Boston Ballet Company

Through February 19, 2012

Boston Opera House

Curious and curiouser …

Opening this season at the Boston Ballet is Simply Sublime, an ensemble of three short and sweet ballets. The three ballets are distinct, but complement each other nicely to create a surreal and otherworldly sense.

The first act is Michel Fokine’s Les Sylphides, a traditional romantic ballet that is historically important because it was the first ballet without a narrative (unlike Swan Lake, The Nutcracker, and other famous ballets). For this ballet, the curtains rise to reveal a young male poet surrounded by a constellation of sylphs, with a ruined building and a dark forest in the background. Each dancer, an ethereal spirit of the air, wears petite wings attached to the small of her back, and is dressed in a puff of chiffon and a white leotard.

To the glorious music of Chopin, three of the ghostly sylphs dance solo. Many of their moves are almost painfully beautiful, as one leg transitions on and off pointe, and the other leg poises gracefully in the air. The other sixteen sylphs dance in clusters while the enchanted poet wanders through a maze of their fluffy skirts and graceful, swirling arms. Exquisite as porcelain dolls, they dance with a gracious stiffness or hold poses with statuesque stillness.

As the curtains lower, they close on this enchanting dollhouse world, with its strange and alluring fairies. In stark contrast, when they rise again, they expose four couples, whose shadows extend over a solid white backdrop.

Christopher Wheeldon’s Polyphonia is a series of duets performed under dramatic lighting and to the rhythmic, sharp music of György Ligeti. The dancers wear simple royal-purple leotards, which emphasize their athleticism and bring to mind the studio where they spend long, hard hours practicing.

The dancing style is a transfixing combination of gymnastics and modern ballet. The dancers seem neither male nor female, but somehow almost insect- or robotlike. In a powerful display of their physical prowess, they spend much of the time contorted around one another, in the air or on the floor.

The third and final act, George Balanchine’s Symphony in Three Movements, brings the evening to its climax. Stravinsky’s music plays triumphantly as the troupe of dancers prance and twirl energetically in a diagonal across the stage. The deep azure backlighting, which colors the white leotards powder blue, and the men wearing tight T-shirts and pants, are reminiscent of a beach scene from the 1920s. There is a playful, whimsical atmosphere, which is reinforced by the women skipping, jumping, and sporting girlish ponytails.
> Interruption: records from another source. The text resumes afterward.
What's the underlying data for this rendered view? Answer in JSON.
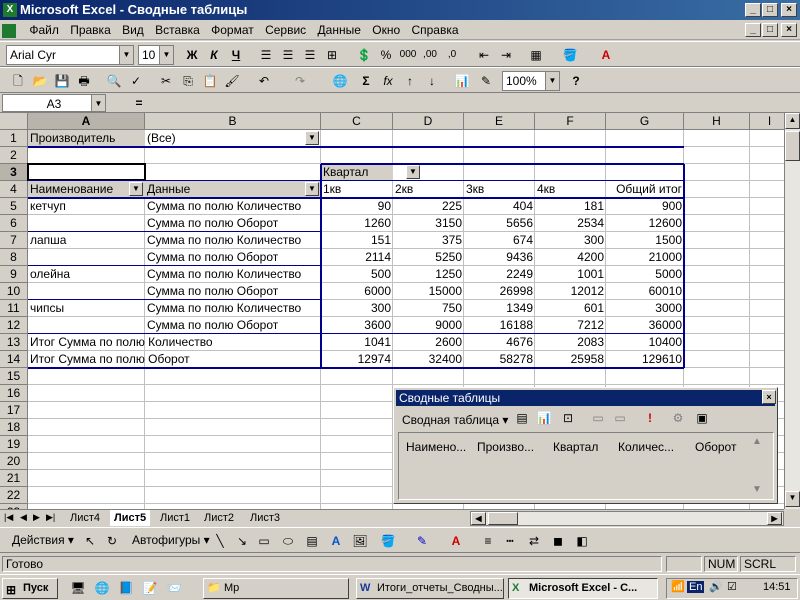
{
  "window": {
    "title": "Microsoft Excel - Сводные таблицы",
    "icon": "X"
  },
  "menu": {
    "items": [
      "Файл",
      "Правка",
      "Вид",
      "Вставка",
      "Формат",
      "Сервис",
      "Данные",
      "Окно",
      "Справка"
    ]
  },
  "formatting": {
    "font": "Arial Cyr",
    "size": "10",
    "bold": "Ж",
    "italic": "К",
    "underline": "Ч",
    "percent": "%",
    "thousands": "000",
    "inc_dec": ",00",
    "dec_dec": ",0"
  },
  "standard": {
    "zoom": "100%",
    "autosum": "Σ",
    "function": "fx",
    "help": "?"
  },
  "formula_bar": {
    "name_box": "A3",
    "equals": "=",
    "value": ""
  },
  "columns": [
    "A",
    "B",
    "C",
    "D",
    "E",
    "F",
    "G",
    "H",
    "I"
  ],
  "rows": [
    "1",
    "2",
    "3",
    "4",
    "5",
    "6",
    "7",
    "8",
    "9",
    "10",
    "11",
    "12",
    "13",
    "14",
    "15",
    "16",
    "17",
    "18",
    "19",
    "20",
    "21",
    "22",
    "23"
  ],
  "pivot": {
    "page_field": "Производитель",
    "page_value": "(Все)",
    "col_field": "Квартал",
    "row_field": "Наименование",
    "data_field": "Данные",
    "col_headers": [
      "1кв",
      "2кв",
      "3кв",
      "4кв",
      "Общий итог"
    ],
    "groups": [
      {
        "name": "кетчуп",
        "rows": [
          {
            "label": "Сумма по полю Количество",
            "values": [
              "90",
              "225",
              "404",
              "181",
              "900"
            ]
          },
          {
            "label": "Сумма по полю Оборот",
            "values": [
              "1260",
              "3150",
              "5656",
              "2534",
              "12600"
            ]
          }
        ]
      },
      {
        "name": "лапша",
        "rows": [
          {
            "label": "Сумма по полю Количество",
            "values": [
              "151",
              "375",
              "674",
              "300",
              "1500"
            ]
          },
          {
            "label": "Сумма по полю Оборот",
            "values": [
              "2114",
              "5250",
              "9436",
              "4200",
              "21000"
            ]
          }
        ]
      },
      {
        "name": "олейна",
        "rows": [
          {
            "label": "Сумма по полю Количество",
            "values": [
              "500",
              "1250",
              "2249",
              "1001",
              "5000"
            ]
          },
          {
            "label": "Сумма по полю Оборот",
            "values": [
              "6000",
              "15000",
              "26998",
              "12012",
              "60010"
            ]
          }
        ]
      },
      {
        "name": "чипсы",
        "rows": [
          {
            "label": "Сумма по полю Количество",
            "values": [
              "300",
              "750",
              "1349",
              "601",
              "3000"
            ]
          },
          {
            "label": "Сумма по полю Оборот",
            "values": [
              "3600",
              "9000",
              "16188",
              "7212",
              "36000"
            ]
          }
        ]
      }
    ],
    "totals": [
      {
        "label": "Итог Сумма по полю Количество",
        "values": [
          "1041",
          "2600",
          "4676",
          "2083",
          "10400"
        ]
      },
      {
        "label": "Итог Сумма по полю Оборот",
        "values": [
          "12974",
          "32400",
          "58278",
          "25958",
          "129610"
        ]
      }
    ]
  },
  "sheets": [
    "Лист4",
    "Лист5",
    "Лист1",
    "Лист2",
    "Лист3"
  ],
  "active_sheet": "Лист5",
  "pivot_toolbar": {
    "title": "Сводные таблицы",
    "menu": "Сводная таблица ▾",
    "fields": [
      "Наимено...",
      "Произво...",
      "Квартал",
      "Количес...",
      "Оборот"
    ]
  },
  "drawing": {
    "actions": "Действия ▾",
    "autoshapes": "Автофигуры ▾"
  },
  "status": {
    "ready": "Готово",
    "num": "NUM",
    "scrl": "SCRL"
  },
  "taskbar": {
    "start": "Пуск",
    "tasks": [
      "Mp",
      "Итоги_отчеты_Сводны...",
      "Microsoft Excel - С..."
    ],
    "lang": "En",
    "time": "14:51"
  },
  "colors": {
    "title_start": "#0a246a",
    "title_end": "#3a6ea5",
    "pivot_border": "#00008b"
  }
}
Whilst each ballet is emotionally moving and thought-provoking on its own, the combination of the three takes the audience on an exciting and bewitching journey. The pieces balance and enhance one another, and maintain a carefully calculated tension throughout. Their order and execution deftly achieve the transition from the haunting and classical to the captivating and modern.

Simply Sublime is, quite simply, sublime.